Substrate-based ablation of ventricular tachycardia (VT) relies on electroanatomical voltage mapping (EAVM). Integration of scar information from contrast-enhanced magnetic resonance imaging (CE-MRI) with EAVM may provide supplementary information. This study assessed the relation between electrogram voltages and CE-MRI scar characteristics using real-time integration and reversed registration.

Methods and results

Fifteen patients without implantable cardiac defibrillator (14 males, 64 ± 9 years) referred for VT ablation after myocardial infarction underwent CE-MRI. Contours of the CE-MRI were used to create three-dimensional surface meshes of the left ventricle (LV), aortic root, and left main stem (LM). Real-time integration of CE-MRI-derived scar meshes with EAVM of the LV and aortic root was performed using the LM and the CARTO surface registration algorithm. Merging of CE-MRI meshes with EAVM was successful with a registration error of 3.8 ± 0.6 mm. After the procedure, voltage amplitudes of each mapping point were superimposed on the corresponding CE-MRI location using the reversed registration matrix. Infarcts on CE-MRI were categorized by transmurality and signal intensity. Local bipolar and unipolar voltages decreased with increasing scar transmurality and were influenced by scar heterogeneity. Ventricular tachycardia reentry circuit isthmus sites were correlated to CE-MRI scar location. In three patients, VT isthmus sites were located in scar areas not identified by EAVM.

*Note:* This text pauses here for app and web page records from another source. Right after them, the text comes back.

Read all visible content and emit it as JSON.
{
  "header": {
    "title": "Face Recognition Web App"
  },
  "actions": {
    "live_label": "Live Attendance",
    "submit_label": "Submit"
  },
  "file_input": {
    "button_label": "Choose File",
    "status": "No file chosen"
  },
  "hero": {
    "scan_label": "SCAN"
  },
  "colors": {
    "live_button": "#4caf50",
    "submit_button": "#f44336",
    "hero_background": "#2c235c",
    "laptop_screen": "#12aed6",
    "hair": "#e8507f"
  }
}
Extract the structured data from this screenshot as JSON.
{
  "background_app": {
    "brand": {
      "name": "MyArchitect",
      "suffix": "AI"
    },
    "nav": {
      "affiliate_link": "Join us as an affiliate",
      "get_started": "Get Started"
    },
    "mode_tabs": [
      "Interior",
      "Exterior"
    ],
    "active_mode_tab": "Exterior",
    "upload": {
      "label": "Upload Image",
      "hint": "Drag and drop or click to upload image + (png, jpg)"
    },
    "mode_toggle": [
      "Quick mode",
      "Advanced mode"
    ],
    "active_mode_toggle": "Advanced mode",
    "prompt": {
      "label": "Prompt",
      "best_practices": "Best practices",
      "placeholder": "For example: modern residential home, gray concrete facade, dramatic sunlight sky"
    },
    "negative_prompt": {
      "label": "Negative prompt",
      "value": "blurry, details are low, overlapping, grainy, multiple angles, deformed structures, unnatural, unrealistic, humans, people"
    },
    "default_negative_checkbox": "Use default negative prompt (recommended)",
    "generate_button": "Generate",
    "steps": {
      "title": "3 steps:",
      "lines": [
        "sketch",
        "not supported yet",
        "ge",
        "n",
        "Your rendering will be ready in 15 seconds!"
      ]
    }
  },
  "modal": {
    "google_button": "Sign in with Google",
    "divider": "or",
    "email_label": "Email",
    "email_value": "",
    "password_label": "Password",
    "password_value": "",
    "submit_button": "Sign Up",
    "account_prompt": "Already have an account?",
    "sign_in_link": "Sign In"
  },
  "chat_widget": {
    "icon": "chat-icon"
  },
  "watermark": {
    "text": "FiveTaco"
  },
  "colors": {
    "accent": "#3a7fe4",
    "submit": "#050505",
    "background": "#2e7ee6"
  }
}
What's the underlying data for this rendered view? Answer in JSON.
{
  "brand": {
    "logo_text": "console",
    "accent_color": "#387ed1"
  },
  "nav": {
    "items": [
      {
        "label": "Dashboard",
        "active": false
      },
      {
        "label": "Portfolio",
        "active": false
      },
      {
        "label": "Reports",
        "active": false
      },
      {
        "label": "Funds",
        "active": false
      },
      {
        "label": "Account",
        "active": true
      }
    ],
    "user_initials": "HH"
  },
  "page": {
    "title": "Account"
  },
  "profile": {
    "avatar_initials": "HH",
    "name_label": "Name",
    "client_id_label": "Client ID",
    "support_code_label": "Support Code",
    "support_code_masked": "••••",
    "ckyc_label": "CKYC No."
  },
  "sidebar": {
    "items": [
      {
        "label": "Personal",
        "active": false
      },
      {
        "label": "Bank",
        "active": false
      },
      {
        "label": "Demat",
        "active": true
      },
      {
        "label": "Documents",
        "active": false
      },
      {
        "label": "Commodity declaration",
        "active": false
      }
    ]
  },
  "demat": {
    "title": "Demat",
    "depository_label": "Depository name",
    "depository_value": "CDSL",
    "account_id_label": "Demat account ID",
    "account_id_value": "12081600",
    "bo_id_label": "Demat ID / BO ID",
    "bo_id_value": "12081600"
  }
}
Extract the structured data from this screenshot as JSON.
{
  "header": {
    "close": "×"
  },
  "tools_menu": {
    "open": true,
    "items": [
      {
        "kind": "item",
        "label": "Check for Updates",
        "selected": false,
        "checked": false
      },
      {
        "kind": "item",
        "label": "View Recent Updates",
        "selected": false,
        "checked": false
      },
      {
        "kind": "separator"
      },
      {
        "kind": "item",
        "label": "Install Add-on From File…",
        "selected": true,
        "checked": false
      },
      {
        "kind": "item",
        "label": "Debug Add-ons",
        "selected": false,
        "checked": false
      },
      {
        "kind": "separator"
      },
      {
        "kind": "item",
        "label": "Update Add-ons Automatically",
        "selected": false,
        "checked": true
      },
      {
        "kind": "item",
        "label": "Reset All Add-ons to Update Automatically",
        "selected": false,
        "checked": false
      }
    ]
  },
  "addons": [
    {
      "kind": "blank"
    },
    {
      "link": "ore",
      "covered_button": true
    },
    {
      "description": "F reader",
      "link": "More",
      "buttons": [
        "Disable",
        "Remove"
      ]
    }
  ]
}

Integration of MRI-derived scar maps with EAVM during VT ablation is feasible and accurate. Contrast-enhanced magnetic resonance imaging identifies non-transmural scars and infarct grey zones not detected by EAVM according to the currently used voltage criteria and may provide important supplementary substrate information in selected patients.

Eur Heart J. 2010 Sep;32(1):104-114